**Items listed in a dataset:**
*** Block opens ***

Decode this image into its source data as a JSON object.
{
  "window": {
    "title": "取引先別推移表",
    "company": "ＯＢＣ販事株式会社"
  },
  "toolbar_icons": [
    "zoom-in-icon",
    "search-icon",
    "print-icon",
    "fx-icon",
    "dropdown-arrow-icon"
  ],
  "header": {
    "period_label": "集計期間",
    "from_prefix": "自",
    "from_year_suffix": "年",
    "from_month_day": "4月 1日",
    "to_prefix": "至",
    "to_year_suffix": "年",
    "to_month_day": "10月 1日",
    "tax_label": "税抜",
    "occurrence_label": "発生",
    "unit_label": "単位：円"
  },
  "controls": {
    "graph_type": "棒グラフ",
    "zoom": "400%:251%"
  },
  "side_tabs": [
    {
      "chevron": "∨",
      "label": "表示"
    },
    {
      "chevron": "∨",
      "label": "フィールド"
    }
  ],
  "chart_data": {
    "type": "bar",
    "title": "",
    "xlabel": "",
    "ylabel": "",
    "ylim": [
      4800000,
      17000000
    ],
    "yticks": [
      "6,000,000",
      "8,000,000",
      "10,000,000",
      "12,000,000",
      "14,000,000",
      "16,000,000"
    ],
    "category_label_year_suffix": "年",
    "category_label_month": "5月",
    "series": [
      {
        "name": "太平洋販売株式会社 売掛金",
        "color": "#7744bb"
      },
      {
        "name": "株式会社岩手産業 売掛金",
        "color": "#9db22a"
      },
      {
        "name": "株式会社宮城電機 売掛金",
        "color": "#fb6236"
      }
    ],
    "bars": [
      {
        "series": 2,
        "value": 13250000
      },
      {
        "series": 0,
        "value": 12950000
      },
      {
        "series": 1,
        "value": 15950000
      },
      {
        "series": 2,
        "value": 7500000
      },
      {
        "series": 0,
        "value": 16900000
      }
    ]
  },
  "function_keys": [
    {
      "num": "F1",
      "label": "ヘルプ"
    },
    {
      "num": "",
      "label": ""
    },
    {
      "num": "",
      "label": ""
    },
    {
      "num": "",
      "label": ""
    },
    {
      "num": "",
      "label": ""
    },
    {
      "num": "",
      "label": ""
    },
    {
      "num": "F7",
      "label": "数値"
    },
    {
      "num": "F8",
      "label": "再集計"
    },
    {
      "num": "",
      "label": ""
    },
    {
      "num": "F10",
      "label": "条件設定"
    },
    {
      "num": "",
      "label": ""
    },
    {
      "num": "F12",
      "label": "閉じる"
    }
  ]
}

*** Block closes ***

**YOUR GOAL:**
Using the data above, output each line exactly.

**EXPECTED OUTPUT:**
Decode this image into its source data as a JSON object.
{
  "window": {
    "title": "取引先別推移表",
    "company": "ＯＢＣ販事株式会社"
  },
  "toolbar_icons": [
    "zoom-in-icon",
    "search-icon",
    "print-icon",
    "fx-icon",
    "dropdown-arrow-icon"
  ],
  "header": {
    "period_label": "集計期間",
    "from_prefix": "自",
    "from_year_suffix": "年",
    "from_month_day": "4月 1日",
    "to_prefix": "至",
    "to_year_suffix": "年",
    "to_month_day": "10月 1日",
    "tax_label": "税抜",
    "occurrence_label": "発生",
    "unit_label": "単位：円"
  },
  "controls": {
    "graph_type": "棒グラフ",
    "zoom": "400%:251%"
  },
  "side_tabs": [
    {
      "chevron": "∨",
      "label": "表示"
    },
    {
      "chevron": "∨",
      "label": "フィールド"
    }
  ],
  "chart_data": {
    "type": "bar",
    "title": "",
    "xlabel": "",
    "ylabel": "",
    "ylim": [
      4800000,
      17000000
    ],
    "yticks": [
      "6,000,000",
      "8,000,000",
      "10,000,000",
      "12,000,000",
      "14,000,000",
      "16,000,000"
    ],
    "category_label_year_suffix": "年",
    "category_label_month": "5月",
    "series": [
      {
        "name": "太平洋販売株式会社 売掛金",
        "color": "#7744bb"
      },
      {
        "name": "株式会社岩手産業 売掛金",
        "color": "#9db22a"
      },
      {
        "name": "株式会社宮城電機 売掛金",
        "color": "#fb6236"
      }
    ],
    "bars": [
      {
        "series": 2,
        "value": 13250000
      },
      {
        "series": 0,
        "value": 12950000
      },
      {
        "series": 1,
        "value": 15950000
      },
      {
        "series": 2,
        "value": 7500000
      },
      {
        "series": 0,
        "value": 16900000
      }
    ]
  },
  "function_keys": [
    {
      "num": "F1",
      "label": "ヘルプ"
    },
    {
      "num": "",
      "label": ""
    },
    {
      "num": "",
      "label": ""
    },
    {
      "num": "",
      "label": ""
    },
    {
      "num": "",
      "label": ""
    },
    {
      "num": "",
      "label": ""
    },
    {
      "num": "F7",
      "label": "数値"
    },
    {
      "num": "F8",
      "label": "再集計"
    },
    {
      "num": "",
      "label": ""
    },
    {
      "num": "F10",
      "label": "条件設定"
    },
    {
      "num": "",
      "label": ""
    },
    {
      "num": "F12",
      "label": "閉じる"
    }
  ]
}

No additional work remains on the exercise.